• Goal of the exercise: From the records that follow, copy every line in which "qckbv" appears.

• Input:
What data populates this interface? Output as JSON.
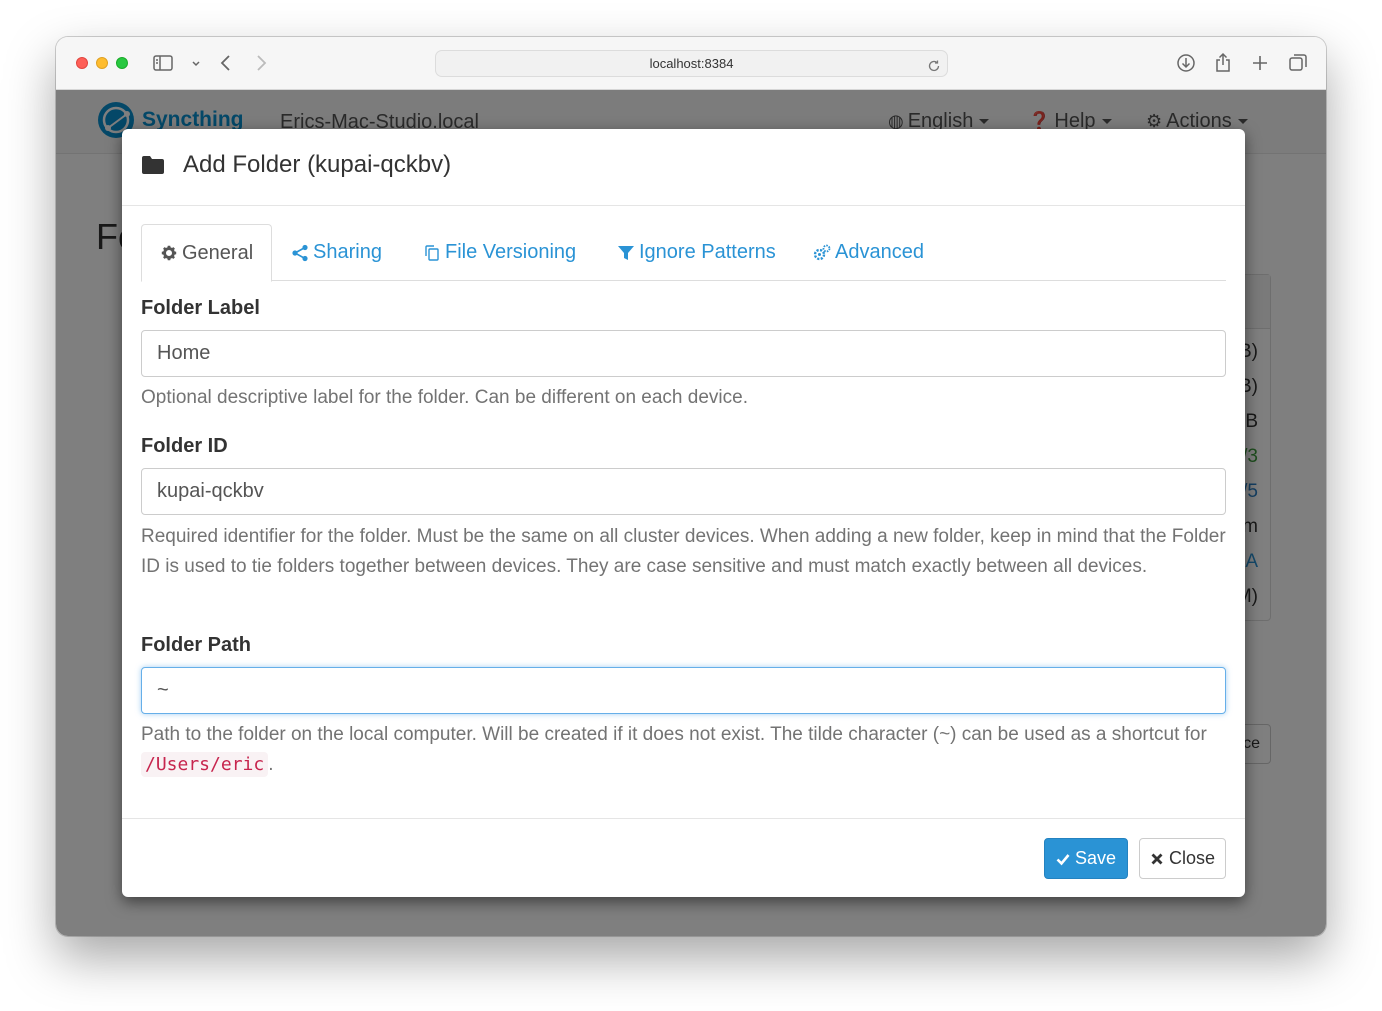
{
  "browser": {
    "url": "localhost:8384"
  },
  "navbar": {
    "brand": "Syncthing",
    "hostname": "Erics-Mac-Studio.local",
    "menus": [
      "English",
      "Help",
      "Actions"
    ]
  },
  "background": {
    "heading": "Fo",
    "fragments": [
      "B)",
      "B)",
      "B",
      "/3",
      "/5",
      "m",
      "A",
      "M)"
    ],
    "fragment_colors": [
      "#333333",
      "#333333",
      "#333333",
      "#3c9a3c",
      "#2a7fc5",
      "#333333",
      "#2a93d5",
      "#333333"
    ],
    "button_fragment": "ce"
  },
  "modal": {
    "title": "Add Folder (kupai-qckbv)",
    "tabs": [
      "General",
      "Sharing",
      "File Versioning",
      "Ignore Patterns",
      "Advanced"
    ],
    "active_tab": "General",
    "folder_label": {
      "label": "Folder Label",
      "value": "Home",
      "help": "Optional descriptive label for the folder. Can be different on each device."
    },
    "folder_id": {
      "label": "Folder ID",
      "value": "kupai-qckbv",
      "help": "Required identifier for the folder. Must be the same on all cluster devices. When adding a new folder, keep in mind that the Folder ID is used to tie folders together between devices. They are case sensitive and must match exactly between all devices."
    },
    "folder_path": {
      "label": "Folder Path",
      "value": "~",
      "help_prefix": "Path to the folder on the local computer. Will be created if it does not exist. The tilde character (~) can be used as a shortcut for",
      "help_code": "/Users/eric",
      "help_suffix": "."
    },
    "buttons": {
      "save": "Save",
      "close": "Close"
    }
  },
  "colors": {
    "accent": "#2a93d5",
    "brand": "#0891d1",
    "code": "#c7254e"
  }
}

• Task response:
    "title": "Add Folder (kupai-qckbv)",
      "value": "kupai-qckbv",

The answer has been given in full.